--- Recorded data ---

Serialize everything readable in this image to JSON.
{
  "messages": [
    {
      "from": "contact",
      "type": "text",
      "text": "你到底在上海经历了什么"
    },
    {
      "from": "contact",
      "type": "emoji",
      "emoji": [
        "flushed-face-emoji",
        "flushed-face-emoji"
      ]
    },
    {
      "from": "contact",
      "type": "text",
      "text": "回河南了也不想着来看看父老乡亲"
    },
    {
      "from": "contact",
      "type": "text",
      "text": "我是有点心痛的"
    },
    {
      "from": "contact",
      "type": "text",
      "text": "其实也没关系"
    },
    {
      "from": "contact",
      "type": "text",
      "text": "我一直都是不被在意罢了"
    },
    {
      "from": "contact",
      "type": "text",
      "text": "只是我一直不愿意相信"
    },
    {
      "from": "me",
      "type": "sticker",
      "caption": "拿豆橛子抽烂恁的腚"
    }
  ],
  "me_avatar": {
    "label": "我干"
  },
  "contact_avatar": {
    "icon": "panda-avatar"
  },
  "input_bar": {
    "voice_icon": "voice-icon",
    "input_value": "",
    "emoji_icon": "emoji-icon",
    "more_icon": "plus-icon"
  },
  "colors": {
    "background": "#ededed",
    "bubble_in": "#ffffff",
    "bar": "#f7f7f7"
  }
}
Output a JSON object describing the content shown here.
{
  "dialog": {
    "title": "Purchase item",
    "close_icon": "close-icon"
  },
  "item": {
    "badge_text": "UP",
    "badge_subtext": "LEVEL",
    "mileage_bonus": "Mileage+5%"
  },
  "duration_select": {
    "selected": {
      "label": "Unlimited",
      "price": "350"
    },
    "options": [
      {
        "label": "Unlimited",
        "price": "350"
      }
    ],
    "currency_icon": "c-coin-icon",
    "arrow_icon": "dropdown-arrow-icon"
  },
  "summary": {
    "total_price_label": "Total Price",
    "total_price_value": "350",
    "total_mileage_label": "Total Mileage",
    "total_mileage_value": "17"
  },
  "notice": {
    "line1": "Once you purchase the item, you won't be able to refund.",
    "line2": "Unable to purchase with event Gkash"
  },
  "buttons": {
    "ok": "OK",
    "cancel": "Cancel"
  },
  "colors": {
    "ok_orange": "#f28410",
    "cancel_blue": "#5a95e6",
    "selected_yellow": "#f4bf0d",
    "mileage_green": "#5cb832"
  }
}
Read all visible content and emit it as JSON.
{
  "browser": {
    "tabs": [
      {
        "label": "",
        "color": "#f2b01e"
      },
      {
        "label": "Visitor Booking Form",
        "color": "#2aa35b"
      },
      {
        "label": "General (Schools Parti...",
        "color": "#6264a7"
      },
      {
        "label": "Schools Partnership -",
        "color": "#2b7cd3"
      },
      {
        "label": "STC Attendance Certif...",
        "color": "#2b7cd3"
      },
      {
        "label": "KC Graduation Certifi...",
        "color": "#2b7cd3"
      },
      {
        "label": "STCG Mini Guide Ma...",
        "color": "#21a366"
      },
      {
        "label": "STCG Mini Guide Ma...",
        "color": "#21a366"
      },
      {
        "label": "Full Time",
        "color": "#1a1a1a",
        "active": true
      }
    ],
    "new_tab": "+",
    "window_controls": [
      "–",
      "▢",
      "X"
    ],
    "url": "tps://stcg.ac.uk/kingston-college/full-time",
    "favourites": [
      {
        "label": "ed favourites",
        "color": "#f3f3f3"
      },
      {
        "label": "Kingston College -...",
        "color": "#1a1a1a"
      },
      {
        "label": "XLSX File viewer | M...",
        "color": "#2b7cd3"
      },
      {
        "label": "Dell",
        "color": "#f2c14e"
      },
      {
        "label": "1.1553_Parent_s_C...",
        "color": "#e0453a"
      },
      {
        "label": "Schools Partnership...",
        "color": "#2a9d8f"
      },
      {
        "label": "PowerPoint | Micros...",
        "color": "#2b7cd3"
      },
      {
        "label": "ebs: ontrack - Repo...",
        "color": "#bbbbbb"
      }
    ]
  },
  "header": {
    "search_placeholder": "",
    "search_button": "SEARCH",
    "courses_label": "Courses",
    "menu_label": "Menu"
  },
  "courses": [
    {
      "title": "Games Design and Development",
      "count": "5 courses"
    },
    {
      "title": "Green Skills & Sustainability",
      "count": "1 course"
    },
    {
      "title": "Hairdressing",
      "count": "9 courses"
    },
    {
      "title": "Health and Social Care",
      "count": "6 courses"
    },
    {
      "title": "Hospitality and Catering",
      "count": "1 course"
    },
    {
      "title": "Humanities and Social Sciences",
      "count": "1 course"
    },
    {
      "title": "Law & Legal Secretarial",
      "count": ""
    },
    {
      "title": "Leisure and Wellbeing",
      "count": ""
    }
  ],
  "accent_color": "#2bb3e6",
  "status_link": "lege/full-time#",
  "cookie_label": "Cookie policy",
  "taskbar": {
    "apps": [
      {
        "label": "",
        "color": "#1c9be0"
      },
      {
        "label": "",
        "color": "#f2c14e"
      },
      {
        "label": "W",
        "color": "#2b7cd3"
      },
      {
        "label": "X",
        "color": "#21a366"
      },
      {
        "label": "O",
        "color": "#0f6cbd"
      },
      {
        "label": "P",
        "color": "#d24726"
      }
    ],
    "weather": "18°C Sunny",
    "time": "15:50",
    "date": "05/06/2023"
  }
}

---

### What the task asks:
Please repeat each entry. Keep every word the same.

### Solved exercise:
Serialize everything readable in this image to JSON.
{
  "messages": [
    {
      "from": "contact",
      "type": "text",
      "text": "你到底在上海经历了什么"
    },
    {
      "from": "contact",
      "type": "emoji",
      "emoji": [
        "flushed-face-emoji",
        "flushed-face-emoji"
      ]
    },
    {
      "from": "contact",
      "type": "text",
      "text": "回河南了也不想着来看看父老乡亲"
    },
    {
      "from": "contact",
      "type": "text",
      "text": "我是有点心痛的"
    },
    {
      "from": "contact",
      "type": "text",
      "text": "其实也没关系"
    },
    {
      "from": "contact",
      "type": "text",
      "text": "我一直都是不被在意罢了"
    },
    {
      "from": "contact",
      "type": "text",
      "text": "只是我一直不愿意相信"
    },
    {
      "from": "me",
      "type": "sticker",
      "caption": "拿豆橛子抽烂恁的腚"
    }
  ],
  "me_avatar": {
    "label": "我干"
  },
  "contact_avatar": {
    "icon": "panda-avatar"
  },
  "input_bar": {
    "voice_icon": "voice-icon",
    "input_value": "",
    "emoji_icon": "emoji-icon",
    "more_icon": "plus-icon"
  },
  "colors": {
    "background": "#ededed",
    "bubble_in": "#ffffff",
    "bar": "#f7f7f7"
  }
}
Output a JSON object describing the content shown here.
{
  "dialog": {
    "title": "Purchase item",
    "close_icon": "close-icon"
  },
  "item": {
    "badge_text": "UP",
    "badge_subtext": "LEVEL",
    "mileage_bonus": "Mileage+5%"
  },
  "duration_select": {
    "selected": {
      "label": "Unlimited",
      "price": "350"
    },
    "options": [
      {
        "label": "Unlimited",
        "price": "350"
      }
    ],
    "currency_icon": "c-coin-icon",
    "arrow_icon": "dropdown-arrow-icon"
  },
  "summary": {
    "total_price_label": "Total Price",
    "total_price_value": "350",
    "total_mileage_label": "Total Mileage",
    "total_mileage_value": "17"
  },
  "notice": {
    "line1": "Once you purchase the item, you won't be able to refund.",
    "line2": "Unable to purchase with event Gkash"
  },
  "buttons": {
    "ok": "OK",
    "cancel": "Cancel"
  },
  "colors": {
    "ok_orange": "#f28410",
    "cancel_blue": "#5a95e6",
    "selected_yellow": "#f4bf0d",
    "mileage_green": "#5cb832"
  }
}
Read all visible content and emit it as JSON.
{
  "browser": {
    "tabs": [
      {
        "label": "",
        "color": "#f2b01e"
      },
      {
        "label": "Visitor Booking Form",
        "color": "#2aa35b"
      },
      {
        "label": "General (Schools Parti...",
        "color": "#6264a7"
      },
      {
        "label": "Schools Partnership -",
        "color": "#2b7cd3"
      },
      {
        "label": "STC Attendance Certif...",
        "color": "#2b7cd3"
      },
      {
        "label": "KC Graduation Certifi...",
        "color": "#2b7cd3"
      },
      {
        "label": "STCG Mini Guide Ma...",
        "color": "#21a366"
      },
      {
        "label": "STCG Mini Guide Ma...",
        "color": "#21a366"
      },
      {
        "label": "Full Time",
        "color": "#1a1a1a",
        "active": true
      }
    ],
    "new_tab": "+",
    "window_controls": [
      "–",
      "▢",
      "X"
    ],
    "url": "tps://stcg.ac.uk/kingston-college/full-time",
    "favourites": [
      {
        "label": "ed favourites",
        "color": "#f3f3f3"
      },
      {
        "label": "Kingston College -...",
        "color": "#1a1a1a"
      },
      {
        "label": "XLSX File viewer | M...",
        "color": "#2b7cd3"
      },
      {
        "label": "Dell",
        "color": "#f2c14e"
      },
      {
        "label": "1.1553_Parent_s_C...",
        "color": "#e0453a"
      },
      {
        "label": "Schools Partnership...",
        "color": "#2a9d8f"
      },
      {
        "label": "PowerPoint | Micros...",
        "color": "#2b7cd3"
      },
      {
        "label": "ebs: ontrack - Repo...",
        "color": "#bbbbbb"
      }
    ]
  },
  "header": {
    "search_placeholder": "",
    "search_button": "SEARCH",
    "courses_label": "Courses",
    "menu_label": "Menu"
  },
  "courses": [
    {
      "title": "Games Design and Development",
      "count": "5 courses"
    },
    {
      "title": "Green Skills & Sustainability",
      "count": "1 course"
    },
    {
      "title": "Hairdressing",
      "count": "9 courses"
    },
    {
      "title": "Health and Social Care",
      "count": "6 courses"
    },
    {
      "title": "Hospitality and Catering",
      "count": "1 course"
    },
    {
      "title": "Humanities and Social Sciences",
      "count": "1 course"
    },
    {
      "title": "Law & Legal Secretarial",
      "count": ""
    },
    {
      "title": "Leisure and Wellbeing",
      "count": ""
    }
  ],
  "accent_color": "#2bb3e6",
  "status_link": "lege/full-time#",
  "cookie_label": "Cookie policy",
  "taskbar": {
    "apps": [
      {
        "label": "",
        "color": "#1c9be0"
      },
      {
        "label": "",
        "color": "#f2c14e"
      },
      {
        "label": "W",
        "color": "#2b7cd3"
      },
      {
        "label": "X",
        "color": "#21a366"
      },
      {
        "label": "O",
        "color": "#0f6cbd"
      },
      {
        "label": "P",
        "color": "#d24726"
      }
    ],
    "weather": "18°C Sunny",
    "time": "15:50",
    "date": "05/06/2023"
  }
}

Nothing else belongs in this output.